Tone Tailors offer lessons for anyone. Maybe you’re already a player asking “should I take music lessons?” or perhaps you’re a beginner looking to learn for the first time. Whether it’s your first time or you’re looking to dust off your chops after years of letting your guitar sit in a closet, there’s an instructor here for you. Over the years, and especially since the rise of the internet, there has been debate between the merits of teaching yourself to play versus formal instruction. I could list all the famous musicians over the years who have made it without a single lesson, but we’re going to talk about the three biggest benefits of taking them.
I thought, “Should I Take Music Lessons?”

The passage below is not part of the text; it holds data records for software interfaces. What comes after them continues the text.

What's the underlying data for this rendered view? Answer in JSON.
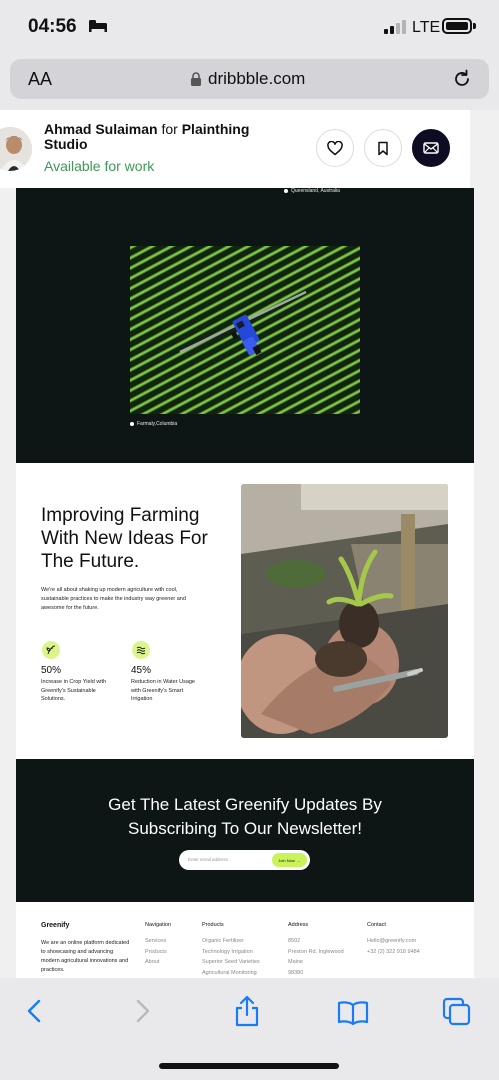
{
  "status": {
    "time": "04:56",
    "network": "LTE"
  },
  "browser": {
    "text_size": "AA",
    "url": "dribbble.com"
  },
  "profile": {
    "name": "Ahmad Sulaiman",
    "for_word": "for",
    "studio": "Plainthing Studio",
    "availability": "Available for work"
  },
  "shot": {
    "hero": {
      "location_top": "Queensland, Australia",
      "location_bottom": "Farmaly,Columbia"
    },
    "section": {
      "title_lines": [
        "Improving Farming",
        "With New Ideas For",
        "The Future."
      ],
      "description": "We're all about shaking up modern agriculture with cool, sustainable practices to make the industry way greener and awesome for the future.",
      "stats": [
        {
          "value": "50%",
          "label": "Increase in Crop Yield with Greenify's Sustainable Solutions."
        },
        {
          "value": "45%",
          "label": "Reduction in Water Usage with Greenify's Smart Irrigation"
        }
      ]
    },
    "newsletter": {
      "title_lines": [
        "Get The Latest Greenify Updates By",
        "Subscribing To Our Newsletter!"
      ],
      "placeholder": "Enter email address",
      "button": "Join Now"
    },
    "footer": {
      "brand": "Greenify",
      "description": "We are an online platform dedicated to showcasing and advancing modern agricultural innovations and practices.",
      "columns": [
        {
          "heading": "Navigation",
          "items": [
            "Services",
            "Products",
            "About"
          ]
        },
        {
          "heading": "Products",
          "items": [
            "Organic Fertilizer",
            "Technology Irrigation",
            "Superior Seed Varieties",
            "Agricultural Monitoring"
          ]
        },
        {
          "heading": "Address",
          "items": [
            "8502",
            "Preston Rd. Inglewood",
            "Maine",
            "98380"
          ]
        },
        {
          "heading": "Contact",
          "items": [
            "Hello@greenify.com",
            "+32 (2) 322 918 9484"
          ]
        }
      ]
    }
  },
  "colors": {
    "accent_green": "#c9f35a",
    "dark_bg": "#0d1615",
    "available": "#3d9a57",
    "ios_blue": "#1a7cf5"
  },
  "icons": [
    "bed-icon",
    "signal-icon",
    "battery-icon",
    "lock-icon",
    "reload-icon",
    "heart-icon",
    "bookmark-icon",
    "mail-icon",
    "back-icon",
    "forward-icon",
    "share-icon",
    "book-icon",
    "tabs-icon"
  ]
}
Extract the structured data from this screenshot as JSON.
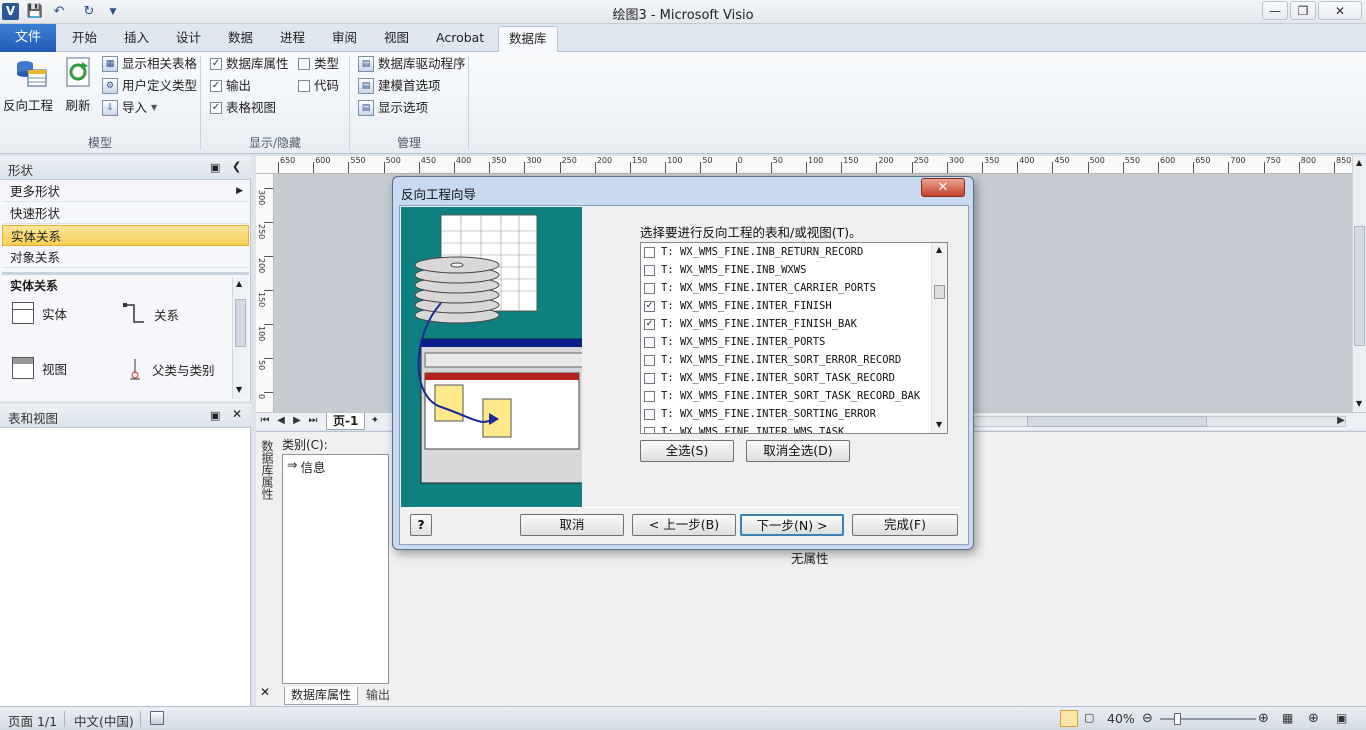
{
  "window": {
    "title": "绘图3 - Microsoft Visio",
    "app_icon": "V"
  },
  "quick_access": [
    "save-icon",
    "undo-icon",
    "redo-icon",
    "customize-icon"
  ],
  "ribbon_tabs": {
    "file": "文件",
    "items": [
      "开始",
      "插入",
      "设计",
      "数据",
      "进程",
      "审阅",
      "视图",
      "Acrobat",
      "数据库"
    ],
    "active": "数据库"
  },
  "ribbon": {
    "model": {
      "reverse": "反向工程",
      "refresh": "刷新",
      "show_related": "显示相关表格",
      "user_types": "用户定义类型",
      "import": "导入",
      "label": "模型"
    },
    "show_hide": {
      "db_props": "数据库属性",
      "types": "类型",
      "output": "输出",
      "code": "代码",
      "table_view": "表格视图",
      "label": "显示/隐藏"
    },
    "manage": {
      "drivers": "数据库驱动程序",
      "modeling_prefs": "建模首选项",
      "display_opts": "显示选项",
      "label": "管理"
    }
  },
  "shapes_pane": {
    "title": "形状",
    "more_shapes": "更多形状",
    "quick_shapes": "快速形状",
    "entity_relationship": "实体关系",
    "object_relational": "对象关系",
    "stencil_title": "实体关系",
    "shapes": [
      "实体",
      "关系",
      "视图",
      "父类与类别"
    ]
  },
  "tables_pane": {
    "title": "表和视图"
  },
  "ruler": {
    "h_ticks": [
      "650",
      "600",
      "550",
      "500",
      "450",
      "400",
      "350",
      "300",
      "250",
      "200",
      "150",
      "100",
      "50",
      "0",
      "50",
      "100",
      "150",
      "200",
      "250",
      "300",
      "350",
      "400",
      "450",
      "500",
      "550",
      "600",
      "650",
      "700",
      "750",
      "800",
      "850"
    ],
    "v_ticks": [
      "300",
      "250",
      "200",
      "150",
      "100",
      "50",
      "0"
    ]
  },
  "page_tab": "页-1",
  "properties": {
    "side_label": "数据库属性",
    "category_label": "类别(C):",
    "category_item": "信息",
    "no_props": "无属性",
    "tabs": [
      "数据库属性",
      "输出"
    ]
  },
  "dialog": {
    "title": "反向工程向导",
    "prompt": "选择要进行反向工程的表和/或视图(T)。",
    "tables": [
      {
        "checked": false,
        "name": "T:  WX_WMS_FINE.INB_RETURN_RECORD"
      },
      {
        "checked": false,
        "name": "T:  WX_WMS_FINE.INB_WXWS"
      },
      {
        "checked": false,
        "name": "T:  WX_WMS_FINE.INTER_CARRIER_PORTS"
      },
      {
        "checked": true,
        "name": "T:  WX_WMS_FINE.INTER_FINISH"
      },
      {
        "checked": true,
        "name": "T:  WX_WMS_FINE.INTER_FINISH_BAK"
      },
      {
        "checked": false,
        "name": "T:  WX_WMS_FINE.INTER_PORTS"
      },
      {
        "checked": false,
        "name": "T:  WX_WMS_FINE.INTER_SORT_ERROR_RECORD"
      },
      {
        "checked": false,
        "name": "T:  WX_WMS_FINE.INTER_SORT_TASK_RECORD"
      },
      {
        "checked": false,
        "name": "T:  WX_WMS_FINE.INTER_SORT_TASK_RECORD_BAK"
      },
      {
        "checked": false,
        "name": "T:  WX_WMS_FINE.INTER_SORTING_ERROR"
      },
      {
        "checked": false,
        "name": "T:  WX_WMS_FINE.INTER_WMS_TASK"
      }
    ],
    "select_all": "全选(S)",
    "deselect_all": "取消全选(D)",
    "help": "?",
    "cancel": "取消",
    "back": "< 上一步(B)",
    "next": "下一步(N) >",
    "finish": "完成(F)"
  },
  "status": {
    "page": "页面 1/1",
    "language": "中文(中国)",
    "zoom": "40%"
  }
}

As a teenager when my parents insisted I give lessons a chance, I was adamant that I didn’t need them. I’d taken piano lessons at a very young age and picked up the guitar in middle school. It felt silly to learn to read music all over again and spend time with a teacher when I could simply go online and pick and choose whatever Beatles or Green Day song I wanted to learn from ultimate-guitar.com.
After a few months of struggling to learn chords and hacking my way through tabs I was admittedly relieved when I was introduced to a jazz guitar teacher who seemed like he’d be easy to learn from. In our first few lessons one of the things that really drew me in was the fact that this veteran player who clearly knew his way around a fretboard was still taking lessons so he could improve.
That discipline and motivation modeled by my teacher was something that I couldn’t fully appreciate at the time but definitely was a big part in my personal journey. One of the top reasons to start taking lessons is the habit forming it can build. Regularly setting goals week to week, and having a reason to pick up your instrument can also help to form healthy patterns in your life in general. I know that I was only able to develop certain techniques or learn new scales because I knew that someone else was keeping me accountable.
There is also some psychology behind setting and completing small goals. Every time you hit a small goal, your brain rewards you and helps you to keep moving towards bigger goals. So when you finally can play your way through the major scale without a hitch, it’s that much easier to tackle the next hurdle (looking at you gypsy minor scale).
Not only will a teacher give you homework to work on, but they’ll also check back in week after week. This is probably the biggest benefit of one on one lessons. Virtual lessons or learning from YouTube has its perks in that you can go at your own pace. However, an instructor being able to make sure you’re holding your pick correctly, hitting the right spot on the drums, or simply providing encouragement is invaluable. Having someone who can both give constructive feedback can help to build your confidence, as well as ensure you don’t develop any bad habits. Being given proper instruction on how to handle an instrument can also translate to other areas of life. Hand eye coordination and timing are always valuable skills!
It Helps Your Brain
The final point I want to touch on here (and will likely write more about later) is that learning music can have wonderful impacts on your brain. In children who take up music, it has been shown to increase IQ after just a few weeks worth of lessons. It can also help in developing social and language skills. In adults, learning an instrument can help to fight off dementia or Alzheimer’s by delaying decline as well as help with fine motor skills as you age. Not to mention the ability to sit down and play music can bring immense amounts of joy! If we’ve answered “why should I take music lessons?” feel free to reach out through our lessons page or call us with any questions at 717-553-5199!